Healthy dietary choices in midlife may prevent dementia in later years, according a doctoral thesis. The results showed that those who ate the healthiest diet at the average age of 50 had an almost 90 per cent lower risk of dementia in a 14-year follow-up study than those whose diet was the least healthy. The study was the first in the world to investigate the relationship between a healthy diet as early as in midlife and the risk of developing dementia later on.
The researchers assessed the link between diet and dementia using a healthy diet index based on the consumption of a variety of foods. Vegetables, berries and fruits, fish and unsaturated fats from milk products and spreads were some of the healthy components, whereas sausages, eggs, sweets, sugary drinks, salty fish and saturated fats from milk products and spreads were indicated as unhealthy.

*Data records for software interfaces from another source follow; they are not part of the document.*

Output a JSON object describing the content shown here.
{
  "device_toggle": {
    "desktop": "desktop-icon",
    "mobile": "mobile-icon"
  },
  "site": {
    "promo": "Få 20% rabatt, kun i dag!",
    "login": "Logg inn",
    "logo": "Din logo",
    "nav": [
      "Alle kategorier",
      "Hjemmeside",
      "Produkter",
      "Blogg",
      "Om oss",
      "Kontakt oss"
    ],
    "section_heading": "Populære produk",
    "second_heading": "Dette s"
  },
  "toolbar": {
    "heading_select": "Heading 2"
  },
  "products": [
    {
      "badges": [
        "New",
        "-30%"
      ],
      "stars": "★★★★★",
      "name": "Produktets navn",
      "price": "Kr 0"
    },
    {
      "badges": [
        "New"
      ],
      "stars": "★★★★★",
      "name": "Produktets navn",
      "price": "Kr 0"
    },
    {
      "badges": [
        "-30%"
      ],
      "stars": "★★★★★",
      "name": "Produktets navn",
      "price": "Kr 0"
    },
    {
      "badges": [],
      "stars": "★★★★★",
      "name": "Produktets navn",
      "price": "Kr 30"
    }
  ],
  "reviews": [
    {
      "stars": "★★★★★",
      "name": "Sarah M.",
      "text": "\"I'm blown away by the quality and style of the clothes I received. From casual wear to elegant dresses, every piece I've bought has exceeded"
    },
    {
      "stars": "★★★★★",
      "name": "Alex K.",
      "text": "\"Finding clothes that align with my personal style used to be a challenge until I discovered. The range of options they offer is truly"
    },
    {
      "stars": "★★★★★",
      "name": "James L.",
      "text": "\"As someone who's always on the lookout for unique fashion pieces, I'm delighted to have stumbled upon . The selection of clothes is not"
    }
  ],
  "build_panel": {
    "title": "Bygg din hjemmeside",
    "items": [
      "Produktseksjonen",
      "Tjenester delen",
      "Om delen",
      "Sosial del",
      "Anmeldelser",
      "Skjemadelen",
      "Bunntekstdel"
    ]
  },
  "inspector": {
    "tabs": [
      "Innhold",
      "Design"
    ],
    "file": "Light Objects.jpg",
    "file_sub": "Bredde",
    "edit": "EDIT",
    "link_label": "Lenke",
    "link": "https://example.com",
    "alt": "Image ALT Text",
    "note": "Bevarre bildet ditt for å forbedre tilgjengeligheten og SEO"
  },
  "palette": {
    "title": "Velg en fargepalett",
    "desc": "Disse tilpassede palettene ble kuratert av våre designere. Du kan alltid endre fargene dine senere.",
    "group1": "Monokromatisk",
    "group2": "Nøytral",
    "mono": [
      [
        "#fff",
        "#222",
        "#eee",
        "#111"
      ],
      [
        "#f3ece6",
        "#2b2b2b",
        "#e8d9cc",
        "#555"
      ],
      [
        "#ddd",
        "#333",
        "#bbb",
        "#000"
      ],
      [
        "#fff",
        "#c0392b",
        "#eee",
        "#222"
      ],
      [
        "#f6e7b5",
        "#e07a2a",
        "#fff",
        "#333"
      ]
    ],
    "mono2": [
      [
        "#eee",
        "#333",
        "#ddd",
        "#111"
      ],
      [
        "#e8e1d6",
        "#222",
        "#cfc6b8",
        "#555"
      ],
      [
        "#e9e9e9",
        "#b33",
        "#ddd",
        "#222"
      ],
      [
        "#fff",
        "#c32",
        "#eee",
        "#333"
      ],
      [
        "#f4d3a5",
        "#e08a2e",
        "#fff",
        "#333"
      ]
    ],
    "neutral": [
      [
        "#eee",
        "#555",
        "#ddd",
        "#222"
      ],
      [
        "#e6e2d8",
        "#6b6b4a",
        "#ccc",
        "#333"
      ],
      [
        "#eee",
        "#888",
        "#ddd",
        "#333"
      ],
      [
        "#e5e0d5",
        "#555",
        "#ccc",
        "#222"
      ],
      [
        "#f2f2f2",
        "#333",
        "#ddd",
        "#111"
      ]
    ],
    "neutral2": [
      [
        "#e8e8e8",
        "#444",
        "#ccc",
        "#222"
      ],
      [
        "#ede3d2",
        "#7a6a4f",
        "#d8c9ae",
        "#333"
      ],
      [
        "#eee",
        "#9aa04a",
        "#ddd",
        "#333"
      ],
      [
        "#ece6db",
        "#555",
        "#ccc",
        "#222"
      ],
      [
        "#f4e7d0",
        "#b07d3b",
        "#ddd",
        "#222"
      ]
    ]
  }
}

Source: University of Eastern Finland. “Healthy midlife diet may prevent dementia later.” ScienceDaily. ScienceDaily, 10 March 2014.